All entries should be output exactly as they stand.

++++ PROVIDED INFORMATION

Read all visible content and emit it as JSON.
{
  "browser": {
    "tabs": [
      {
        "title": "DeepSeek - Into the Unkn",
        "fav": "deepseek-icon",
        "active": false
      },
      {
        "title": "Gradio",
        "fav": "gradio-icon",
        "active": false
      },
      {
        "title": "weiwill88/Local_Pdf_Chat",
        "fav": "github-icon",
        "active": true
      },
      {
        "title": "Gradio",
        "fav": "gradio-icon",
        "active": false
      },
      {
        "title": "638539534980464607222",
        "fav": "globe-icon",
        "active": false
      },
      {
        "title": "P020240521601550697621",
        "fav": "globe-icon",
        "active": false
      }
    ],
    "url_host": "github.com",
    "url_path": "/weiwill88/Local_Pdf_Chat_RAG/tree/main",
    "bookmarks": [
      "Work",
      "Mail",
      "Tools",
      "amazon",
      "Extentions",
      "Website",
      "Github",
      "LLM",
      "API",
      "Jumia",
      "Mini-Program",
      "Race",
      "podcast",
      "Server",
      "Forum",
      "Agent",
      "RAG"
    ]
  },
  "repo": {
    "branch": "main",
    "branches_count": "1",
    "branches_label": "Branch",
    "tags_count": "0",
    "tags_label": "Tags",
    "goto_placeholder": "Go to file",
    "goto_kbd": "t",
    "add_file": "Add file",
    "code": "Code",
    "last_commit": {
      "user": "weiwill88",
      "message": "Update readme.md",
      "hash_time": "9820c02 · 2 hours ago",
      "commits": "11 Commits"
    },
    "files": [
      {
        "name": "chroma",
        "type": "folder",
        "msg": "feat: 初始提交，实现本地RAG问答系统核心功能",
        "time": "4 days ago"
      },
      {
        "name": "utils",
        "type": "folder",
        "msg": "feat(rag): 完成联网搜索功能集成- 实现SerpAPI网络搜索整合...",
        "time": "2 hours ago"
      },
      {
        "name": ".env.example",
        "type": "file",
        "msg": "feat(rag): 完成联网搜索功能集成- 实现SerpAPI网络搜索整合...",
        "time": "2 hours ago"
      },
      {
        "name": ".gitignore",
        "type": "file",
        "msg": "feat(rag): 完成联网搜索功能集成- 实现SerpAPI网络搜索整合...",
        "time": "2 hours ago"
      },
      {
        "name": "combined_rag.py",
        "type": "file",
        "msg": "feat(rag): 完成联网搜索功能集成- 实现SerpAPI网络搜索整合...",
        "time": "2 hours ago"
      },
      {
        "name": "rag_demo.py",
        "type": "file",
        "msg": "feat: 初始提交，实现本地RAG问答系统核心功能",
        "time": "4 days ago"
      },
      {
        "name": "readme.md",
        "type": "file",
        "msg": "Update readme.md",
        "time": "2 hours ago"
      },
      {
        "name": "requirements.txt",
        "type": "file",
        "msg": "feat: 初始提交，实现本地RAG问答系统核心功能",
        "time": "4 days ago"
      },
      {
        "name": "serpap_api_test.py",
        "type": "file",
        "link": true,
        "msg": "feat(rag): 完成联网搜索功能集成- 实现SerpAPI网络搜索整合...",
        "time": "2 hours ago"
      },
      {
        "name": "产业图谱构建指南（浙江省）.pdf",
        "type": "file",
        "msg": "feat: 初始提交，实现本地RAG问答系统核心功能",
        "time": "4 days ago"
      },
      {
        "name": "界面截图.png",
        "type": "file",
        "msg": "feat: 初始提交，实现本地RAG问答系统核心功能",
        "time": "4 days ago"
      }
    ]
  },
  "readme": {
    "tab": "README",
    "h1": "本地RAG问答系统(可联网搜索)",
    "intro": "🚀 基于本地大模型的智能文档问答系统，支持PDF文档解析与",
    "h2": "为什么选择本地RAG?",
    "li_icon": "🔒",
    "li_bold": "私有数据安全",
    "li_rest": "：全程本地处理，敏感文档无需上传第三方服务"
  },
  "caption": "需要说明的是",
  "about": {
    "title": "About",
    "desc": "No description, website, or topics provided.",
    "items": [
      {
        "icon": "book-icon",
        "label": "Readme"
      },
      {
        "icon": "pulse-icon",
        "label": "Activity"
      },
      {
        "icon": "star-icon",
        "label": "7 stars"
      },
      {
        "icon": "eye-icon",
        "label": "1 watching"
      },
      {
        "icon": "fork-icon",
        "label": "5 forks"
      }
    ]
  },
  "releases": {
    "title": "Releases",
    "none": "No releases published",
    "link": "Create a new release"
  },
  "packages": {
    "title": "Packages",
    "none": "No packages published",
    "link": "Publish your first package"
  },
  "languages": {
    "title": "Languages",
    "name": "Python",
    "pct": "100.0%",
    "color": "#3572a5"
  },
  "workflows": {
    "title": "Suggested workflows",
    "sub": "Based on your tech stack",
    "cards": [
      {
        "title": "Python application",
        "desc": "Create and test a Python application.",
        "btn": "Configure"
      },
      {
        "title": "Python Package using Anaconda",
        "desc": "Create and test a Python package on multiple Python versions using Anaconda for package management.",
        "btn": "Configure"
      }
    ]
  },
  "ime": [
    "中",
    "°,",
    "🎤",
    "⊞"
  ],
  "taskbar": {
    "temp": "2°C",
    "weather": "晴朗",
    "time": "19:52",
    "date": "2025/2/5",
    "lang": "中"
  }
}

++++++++

§ ANSWER BOX:
Read all visible content and emit it as JSON.
{
  "browser": {
    "tabs": [
      {
        "title": "DeepSeek - Into the Unkn",
        "fav": "deepseek-icon",
        "active": false
      },
      {
        "title": "Gradio",
        "fav": "gradio-icon",
        "active": false
      },
      {
        "title": "weiwill88/Local_Pdf_Chat",
        "fav": "github-icon",
        "active": true
      },
      {
        "title": "Gradio",
        "fav": "gradio-icon",
        "active": false
      },
      {
        "title": "638539534980464607222",
        "fav": "globe-icon",
        "active": false
      },
      {
        "title": "P020240521601550697621",
        "fav": "globe-icon",
        "active": false
      }
    ],
    "url_host": "github.com",
    "url_path": "/weiwill88/Local_Pdf_Chat_RAG/tree/main",
    "bookmarks": [
      "Work",
      "Mail",
      "Tools",
      "amazon",
      "Extentions",
      "Website",
      "Github",
      "LLM",
      "API",
      "Jumia",
      "Mini-Program",
      "Race",
      "podcast",
      "Server",
      "Forum",
      "Agent",
      "RAG"
    ]
  },
  "repo": {
    "branch": "main",
    "branches_count": "1",
    "branches_label": "Branch",
    "tags_count": "0",
    "tags_label": "Tags",
    "goto_placeholder": "Go to file",
    "goto_kbd": "t",
    "add_file": "Add file",
    "code": "Code",
    "last_commit": {
      "user": "weiwill88",
      "message": "Update readme.md",
      "hash_time": "9820c02 · 2 hours ago",
      "commits": "11 Commits"
    },
    "files": [
      {
        "name": "chroma",
        "type": "folder",
        "msg": "feat: 初始提交，实现本地RAG问答系统核心功能",
        "time": "4 days ago"
      },
      {
        "name": "utils",
        "type": "folder",
        "msg": "feat(rag): 完成联网搜索功能集成- 实现SerpAPI网络搜索整合...",
        "time": "2 hours ago"
      },
      {
        "name": ".env.example",
        "type": "file",
        "msg": "feat(rag): 完成联网搜索功能集成- 实现SerpAPI网络搜索整合...",
        "time": "2 hours ago"
      },
      {
        "name": ".gitignore",
        "type": "file",
        "msg": "feat(rag): 完成联网搜索功能集成- 实现SerpAPI网络搜索整合...",
        "time": "2 hours ago"
      },
      {
        "name": "combined_rag.py",
        "type": "file",
        "msg": "feat(rag): 完成联网搜索功能集成- 实现SerpAPI网络搜索整合...",
        "time": "2 hours ago"
      },
      {
        "name": "rag_demo.py",
        "type": "file",
        "msg": "feat: 初始提交，实现本地RAG问答系统核心功能",
        "time": "4 days ago"
      },
      {
        "name": "readme.md",
        "type": "file",
        "msg": "Update readme.md",
        "time": "2 hours ago"
      },
      {
        "name": "requirements.txt",
        "type": "file",
        "msg": "feat: 初始提交，实现本地RAG问答系统核心功能",
        "time": "4 days ago"
      },
      {
        "name": "serpap_api_test.py",
        "type": "file",
        "link": true,
        "msg": "feat(rag): 完成联网搜索功能集成- 实现SerpAPI网络搜索整合...",
        "time": "2 hours ago"
      },
      {
        "name": "产业图谱构建指南（浙江省）.pdf",
        "type": "file",
        "msg": "feat: 初始提交，实现本地RAG问答系统核心功能",
        "time": "4 days ago"
      },
      {
        "name": "界面截图.png",
        "type": "file",
        "msg": "feat: 初始提交，实现本地RAG问答系统核心功能",
        "time": "4 days ago"
      }
    ]
  },
  "readme": {
    "tab": "README",
    "h1": "本地RAG问答系统(可联网搜索)",
    "intro": "🚀 基于本地大模型的智能文档问答系统，支持PDF文档解析与",
    "h2": "为什么选择本地RAG?",
    "li_icon": "🔒",
    "li_bold": "私有数据安全",
    "li_rest": "：全程本地处理，敏感文档无需上传第三方服务"
  },
  "caption": "需要说明的是",
  "about": {
    "title": "About",
    "desc": "No description, website, or topics provided.",
    "items": [
      {
        "icon": "book-icon",
        "label": "Readme"
      },
      {
        "icon": "pulse-icon",
        "label": "Activity"
      },
      {
        "icon": "star-icon",
        "label": "7 stars"
      },
      {
        "icon": "eye-icon",
        "label": "1 watching"
      },
      {
        "icon": "fork-icon",
        "label": "5 forks"
      }
    ]
  },
  "releases": {
    "title": "Releases",
    "none": "No releases published",
    "link": "Create a new release"
  },
  "packages": {
    "title": "Packages",
    "none": "No packages published",
    "link": "Publish your first package"
  },
  "languages": {
    "title": "Languages",
    "name": "Python",
    "pct": "100.0%",
    "color": "#3572a5"
  },
  "workflows": {
    "title": "Suggested workflows",
    "sub": "Based on your tech stack",
    "cards": [
      {
        "title": "Python application",
        "desc": "Create and test a Python application.",
        "btn": "Configure"
      },
      {
        "title": "Python Package using Anaconda",
        "desc": "Create and test a Python package on multiple Python versions using Anaconda for package management.",
        "btn": "Configure"
      }
    ]
  },
  "ime": [
    "中",
    "°,",
    "🎤",
    "⊞"
  ],
  "taskbar": {
    "temp": "2°C",
    "weather": "晴朗",
    "time": "19:52",
    "date": "2025/2/5",
    "lang": "中"
  }
}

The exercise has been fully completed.